• EXERCISE DETAILS: The full listing, reproduced exactly, is what the response must contain.

>>>

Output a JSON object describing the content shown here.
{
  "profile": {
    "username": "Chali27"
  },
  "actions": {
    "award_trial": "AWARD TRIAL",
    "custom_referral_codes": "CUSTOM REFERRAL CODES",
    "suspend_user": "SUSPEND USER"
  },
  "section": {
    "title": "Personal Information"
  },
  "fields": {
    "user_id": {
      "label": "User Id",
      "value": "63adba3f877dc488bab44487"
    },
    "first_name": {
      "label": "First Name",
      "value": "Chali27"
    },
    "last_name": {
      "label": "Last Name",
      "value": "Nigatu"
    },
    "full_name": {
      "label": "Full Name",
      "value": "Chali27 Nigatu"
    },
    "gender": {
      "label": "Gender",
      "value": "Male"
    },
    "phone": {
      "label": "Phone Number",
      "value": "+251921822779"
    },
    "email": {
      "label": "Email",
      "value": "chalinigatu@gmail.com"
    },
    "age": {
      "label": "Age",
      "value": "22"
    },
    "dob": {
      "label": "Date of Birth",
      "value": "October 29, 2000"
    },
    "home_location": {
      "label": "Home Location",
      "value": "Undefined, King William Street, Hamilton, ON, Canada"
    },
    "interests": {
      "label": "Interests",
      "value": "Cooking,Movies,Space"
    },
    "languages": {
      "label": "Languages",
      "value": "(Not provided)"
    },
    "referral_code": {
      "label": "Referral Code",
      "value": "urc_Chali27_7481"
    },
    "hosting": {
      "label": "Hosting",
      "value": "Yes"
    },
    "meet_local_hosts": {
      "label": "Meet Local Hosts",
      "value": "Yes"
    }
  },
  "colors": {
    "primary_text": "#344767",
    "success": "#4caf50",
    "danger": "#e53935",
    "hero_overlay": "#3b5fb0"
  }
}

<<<

• YOUR SOLUTION:
Output a JSON object describing the content shown here.
{
  "profile": {
    "username": "Chali27"
  },
  "actions": {
    "award_trial": "AWARD TRIAL",
    "custom_referral_codes": "CUSTOM REFERRAL CODES",
    "suspend_user": "SUSPEND USER"
  },
  "section": {
    "title": "Personal Information"
  },
  "fields": {
    "user_id": {
      "label": "User Id",
      "value": "63adba3f877dc488bab44487"
    },
    "first_name": {
      "label": "First Name",
      "value": "Chali27"
    },
    "last_name": {
      "label": "Last Name",
      "value": "Nigatu"
    },
    "full_name": {
      "label": "Full Name",
      "value": "Chali27 Nigatu"
    },
    "gender": {
      "label": "Gender",
      "value": "Male"
    },
    "phone": {
      "label": "Phone Number",
      "value": "+251921822779"
    },
    "email": {
      "label": "Email",
      "value": "chalinigatu@gmail.com"
    },
    "age": {
      "label": "Age",
      "value": "22"
    },
    "dob": {
      "label": "Date of Birth",
      "value": "October 29, 2000"
    },
    "home_location": {
      "label": "Home Location",
      "value": "Undefined, King William Street, Hamilton, ON, Canada"
    },
    "interests": {
      "label": "Interests",
      "value": "Cooking,Movies,Space"
    },
    "languages": {
      "label": "Languages",
      "value": "(Not provided)"
    },
    "referral_code": {
      "label": "Referral Code",
      "value": "urc_Chali27_7481"
    },
    "hosting": {
      "label": "Hosting",
      "value": "Yes"
    },
    "meet_local_hosts": {
      "label": "Meet Local Hosts",
      "value": "Yes"
    }
  },
  "colors": {
    "primary_text": "#344767",
    "success": "#4caf50",
    "danger": "#e53935",
    "hero_overlay": "#3b5fb0"
  }
}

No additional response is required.